This post contains content and examples originally found at an article on ServerWatch. It contains some notes and tips about the Debian packaging system, with some commands beyond the usual, everyday ones that somebody might use. One thing that is often useful is to know why a package was installed. To find out, we want to use the aptitude utility, which will provide this very easily and quickly. Use aptitude why packagename to find out what package requires or suggests the package.

Occasionally, you must know what package a file belongs to, or what files are in a package. For a file that’s installed, use dpkg -S filename or apt-file search filename. For example, if you don’t have Sendmail installed and want to know what package owns the symlink for /usr/lib/sendmail, you can run dpkg -S /usr/lib/sendmail. In my case, this returns:

   postfix: /usr/lib/sendmail

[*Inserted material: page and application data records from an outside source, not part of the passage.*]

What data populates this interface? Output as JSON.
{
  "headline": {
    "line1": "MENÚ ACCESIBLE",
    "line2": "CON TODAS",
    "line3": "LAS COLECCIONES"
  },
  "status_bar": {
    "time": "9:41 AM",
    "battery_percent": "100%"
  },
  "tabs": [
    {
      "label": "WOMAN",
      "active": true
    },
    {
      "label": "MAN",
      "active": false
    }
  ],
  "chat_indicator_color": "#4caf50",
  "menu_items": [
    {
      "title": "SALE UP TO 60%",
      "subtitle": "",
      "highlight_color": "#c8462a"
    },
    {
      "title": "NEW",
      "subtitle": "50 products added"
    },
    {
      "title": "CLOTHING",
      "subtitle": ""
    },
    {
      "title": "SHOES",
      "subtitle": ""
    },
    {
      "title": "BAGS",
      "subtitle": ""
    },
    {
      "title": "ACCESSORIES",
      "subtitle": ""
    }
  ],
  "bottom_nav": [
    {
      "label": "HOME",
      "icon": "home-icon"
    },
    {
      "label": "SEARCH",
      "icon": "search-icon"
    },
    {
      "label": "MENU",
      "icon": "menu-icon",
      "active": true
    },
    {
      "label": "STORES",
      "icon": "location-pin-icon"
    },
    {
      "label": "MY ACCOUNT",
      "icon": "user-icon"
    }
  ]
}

What if you want to know what package would install a file? That’s a job for apt-file. Note that this utility may not be installed by default. You’ll also need to update its cache by running apt-file update. Then run apt-file filename that you want to see. The more specific you can be, the better. If you look for a single string that’s likely to be in many filenames (like “vim“), you’ll get quite a few results. If you look for something very specific like /usr/lib/xml2Conf.sh, then it will provide only one result. So if I search for /etc/apache2/apache2.conf even on a system without Apache installed, it will tell me that the package I’m looking for is apache2.2-common.

Last, but definitely not least, let’s look at saving a list of all installed software. Say you want to do a clean install of Debian (or a Debian derivative) to upgrade rather than apt-get dist-upgrade, but you don’t want to figure out by trial and error what packages you had before — simply run dpkg --get-selections, and you’ll see a full list of packages that are installed. Also, dpkg -l will provide a detailed and documented list of installed packages (together with their description and other information).

But what about restoring the packages? That’s easy. Run dpkg --get-selections > installed-packages.txt. When you have the clean system, run dpkg --set-selections < installed-packages.txt. Do be sure to back this file up before doing the install, of course.

Advertisements
Leave a Comment

What do you think?

Fill in your details below or click an icon to log in:

WordPress.com Logo

You are commenting using your WordPress.com account. Log Out / Change )

Twitter picture

You are commenting using your Twitter account. Log Out / Change )

Facebook photo

You are commenting using your Facebook account. Log Out / Change )

Google+ photo

You are commenting using your Google+ account. Log Out / Change )

Connecting to %s

%d bloggers like this: